- _TASK GOAL_: Retype each entry. Leave nothing out.

- _EXERCISE DATA_:
= = = = =
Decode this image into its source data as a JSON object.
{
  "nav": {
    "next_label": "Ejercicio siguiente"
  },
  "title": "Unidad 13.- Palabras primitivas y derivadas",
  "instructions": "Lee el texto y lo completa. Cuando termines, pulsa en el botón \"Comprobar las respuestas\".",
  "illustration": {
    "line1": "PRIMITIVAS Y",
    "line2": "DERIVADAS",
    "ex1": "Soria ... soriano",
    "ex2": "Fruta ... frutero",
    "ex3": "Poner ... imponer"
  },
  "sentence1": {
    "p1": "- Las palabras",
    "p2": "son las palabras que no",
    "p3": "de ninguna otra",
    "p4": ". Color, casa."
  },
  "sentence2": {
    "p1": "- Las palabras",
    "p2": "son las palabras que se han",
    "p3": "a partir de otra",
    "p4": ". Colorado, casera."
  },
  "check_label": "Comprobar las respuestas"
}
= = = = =
- _COMPLETED TASK_:
Decode this image into its source data as a JSON object.
{
  "nav": {
    "next_label": "Ejercicio siguiente"
  },
  "title": "Unidad 13.- Palabras primitivas y derivadas",
  "instructions": "Lee el texto y lo completa. Cuando termines, pulsa en el botón \"Comprobar las respuestas\".",
  "illustration": {
    "line1": "PRIMITIVAS Y",
    "line2": "DERIVADAS",
    "ex1": "Soria ... soriano",
    "ex2": "Fruta ... frutero",
    "ex3": "Poner ... imponer"
  },
  "sentence1": {
    "p1": "- Las palabras",
    "p2": "son las palabras que no",
    "p3": "de ninguna otra",
    "p4": ". Color, casa."
  },
  "sentence2": {
    "p1": "- Las palabras",
    "p2": "son las palabras que se han",
    "p3": "a partir de otra",
    "p4": ". Colorado, casera."
  },
  "check_label": "Comprobar las respuestas"
}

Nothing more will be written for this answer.